(Raw data begins)
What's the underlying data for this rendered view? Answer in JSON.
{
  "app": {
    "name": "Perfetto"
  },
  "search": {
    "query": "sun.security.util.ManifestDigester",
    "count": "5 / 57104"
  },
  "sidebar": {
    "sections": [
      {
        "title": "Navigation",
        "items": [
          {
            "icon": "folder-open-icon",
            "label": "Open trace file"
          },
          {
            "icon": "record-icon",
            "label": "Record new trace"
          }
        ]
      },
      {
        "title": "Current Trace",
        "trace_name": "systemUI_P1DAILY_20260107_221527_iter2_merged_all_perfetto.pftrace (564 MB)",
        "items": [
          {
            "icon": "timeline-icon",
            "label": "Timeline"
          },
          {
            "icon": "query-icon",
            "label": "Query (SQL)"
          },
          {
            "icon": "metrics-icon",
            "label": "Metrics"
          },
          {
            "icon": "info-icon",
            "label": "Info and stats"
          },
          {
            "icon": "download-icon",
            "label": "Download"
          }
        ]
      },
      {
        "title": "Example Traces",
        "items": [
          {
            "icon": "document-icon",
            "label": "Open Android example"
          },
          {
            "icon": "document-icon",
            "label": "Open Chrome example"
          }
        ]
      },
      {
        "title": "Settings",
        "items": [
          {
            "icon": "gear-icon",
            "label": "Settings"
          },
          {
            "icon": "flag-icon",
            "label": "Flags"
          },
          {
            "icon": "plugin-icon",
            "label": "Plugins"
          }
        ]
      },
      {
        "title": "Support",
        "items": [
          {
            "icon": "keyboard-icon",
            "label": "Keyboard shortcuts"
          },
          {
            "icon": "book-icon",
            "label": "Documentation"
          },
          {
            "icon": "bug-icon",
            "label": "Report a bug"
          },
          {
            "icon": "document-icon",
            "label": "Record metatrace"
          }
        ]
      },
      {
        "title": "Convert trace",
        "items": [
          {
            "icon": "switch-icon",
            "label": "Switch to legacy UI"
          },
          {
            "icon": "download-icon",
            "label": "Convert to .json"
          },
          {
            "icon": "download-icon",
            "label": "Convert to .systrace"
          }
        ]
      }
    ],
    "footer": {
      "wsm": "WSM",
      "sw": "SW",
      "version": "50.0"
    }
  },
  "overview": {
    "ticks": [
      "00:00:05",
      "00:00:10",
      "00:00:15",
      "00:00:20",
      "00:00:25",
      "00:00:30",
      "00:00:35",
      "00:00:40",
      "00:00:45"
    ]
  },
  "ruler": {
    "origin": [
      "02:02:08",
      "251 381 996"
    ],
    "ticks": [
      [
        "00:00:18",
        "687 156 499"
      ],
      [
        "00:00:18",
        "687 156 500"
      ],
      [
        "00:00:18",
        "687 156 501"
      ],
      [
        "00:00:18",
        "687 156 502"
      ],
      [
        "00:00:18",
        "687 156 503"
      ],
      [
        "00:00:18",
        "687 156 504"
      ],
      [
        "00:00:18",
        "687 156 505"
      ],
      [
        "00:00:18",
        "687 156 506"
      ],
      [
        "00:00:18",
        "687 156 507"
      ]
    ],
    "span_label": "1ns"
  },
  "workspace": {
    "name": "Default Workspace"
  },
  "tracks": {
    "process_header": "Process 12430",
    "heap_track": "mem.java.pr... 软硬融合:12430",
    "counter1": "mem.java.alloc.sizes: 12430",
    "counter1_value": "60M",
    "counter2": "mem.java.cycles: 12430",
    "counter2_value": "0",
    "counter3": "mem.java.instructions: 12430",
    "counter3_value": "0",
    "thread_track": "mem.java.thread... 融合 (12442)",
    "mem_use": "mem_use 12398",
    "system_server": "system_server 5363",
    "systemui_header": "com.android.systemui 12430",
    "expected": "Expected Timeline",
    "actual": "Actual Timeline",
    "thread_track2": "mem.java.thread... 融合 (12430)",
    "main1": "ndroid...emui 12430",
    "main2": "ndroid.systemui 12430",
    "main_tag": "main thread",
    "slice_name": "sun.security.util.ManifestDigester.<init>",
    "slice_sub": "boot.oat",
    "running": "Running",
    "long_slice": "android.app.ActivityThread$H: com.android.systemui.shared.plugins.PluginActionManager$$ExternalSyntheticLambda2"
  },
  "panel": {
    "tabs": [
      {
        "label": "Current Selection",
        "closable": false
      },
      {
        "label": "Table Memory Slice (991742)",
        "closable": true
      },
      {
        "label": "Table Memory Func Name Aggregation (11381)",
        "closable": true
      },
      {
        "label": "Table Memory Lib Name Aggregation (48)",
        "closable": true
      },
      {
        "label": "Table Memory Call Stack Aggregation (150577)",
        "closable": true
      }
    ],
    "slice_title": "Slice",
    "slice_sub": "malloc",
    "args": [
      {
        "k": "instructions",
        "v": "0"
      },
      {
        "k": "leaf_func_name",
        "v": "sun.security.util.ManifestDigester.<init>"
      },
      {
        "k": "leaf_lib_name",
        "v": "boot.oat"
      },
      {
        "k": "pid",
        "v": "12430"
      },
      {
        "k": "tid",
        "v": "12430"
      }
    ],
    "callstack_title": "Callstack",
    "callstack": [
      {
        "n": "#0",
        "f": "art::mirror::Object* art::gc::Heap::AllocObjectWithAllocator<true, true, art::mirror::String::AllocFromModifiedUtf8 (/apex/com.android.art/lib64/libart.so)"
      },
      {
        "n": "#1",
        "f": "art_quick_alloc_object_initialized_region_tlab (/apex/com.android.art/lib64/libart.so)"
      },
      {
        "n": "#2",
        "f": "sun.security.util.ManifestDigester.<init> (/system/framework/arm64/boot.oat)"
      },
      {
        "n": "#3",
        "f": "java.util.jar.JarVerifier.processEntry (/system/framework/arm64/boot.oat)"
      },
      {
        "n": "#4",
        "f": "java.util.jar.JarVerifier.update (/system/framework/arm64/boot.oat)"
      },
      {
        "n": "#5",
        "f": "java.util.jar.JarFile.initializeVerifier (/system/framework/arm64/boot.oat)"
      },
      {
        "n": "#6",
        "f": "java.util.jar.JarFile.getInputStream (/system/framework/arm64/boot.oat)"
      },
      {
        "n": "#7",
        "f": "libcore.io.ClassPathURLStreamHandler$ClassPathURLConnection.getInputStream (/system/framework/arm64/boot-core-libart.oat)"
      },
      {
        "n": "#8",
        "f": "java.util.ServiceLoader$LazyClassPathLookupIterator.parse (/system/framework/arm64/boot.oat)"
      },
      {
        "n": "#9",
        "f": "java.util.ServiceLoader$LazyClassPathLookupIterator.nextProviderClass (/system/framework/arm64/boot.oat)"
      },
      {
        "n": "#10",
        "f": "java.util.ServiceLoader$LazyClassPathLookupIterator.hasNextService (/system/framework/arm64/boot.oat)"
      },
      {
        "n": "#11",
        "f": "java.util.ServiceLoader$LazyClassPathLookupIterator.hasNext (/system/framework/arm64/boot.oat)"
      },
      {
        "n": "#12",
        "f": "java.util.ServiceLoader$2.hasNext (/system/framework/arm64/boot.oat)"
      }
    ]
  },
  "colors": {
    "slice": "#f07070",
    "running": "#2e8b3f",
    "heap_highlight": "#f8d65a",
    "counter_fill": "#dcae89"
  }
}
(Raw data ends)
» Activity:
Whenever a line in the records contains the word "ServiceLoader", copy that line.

» Exercise solution:
        "f": "java.util.ServiceLoader$LazyClassPathLookupIterator.parse (/system/framework/arm64/boot.oat)"
        "f": "java.util.ServiceLoader$LazyClassPathLookupIterator.nextProviderClass (/system/framework/arm64/boot.oat)"
        "f": "java.util.ServiceLoader$LazyClassPathLookupIterator.hasNextService (/system/framework/arm64/boot.oat)"
        "f": "java.util.ServiceLoader$LazyClassPathLookupIterator.hasNext (/system/framework/arm64/boot.oat)"
        "f": "java.util.ServiceLoader$2.hasNext (/system/framework/arm64/boot.oat)"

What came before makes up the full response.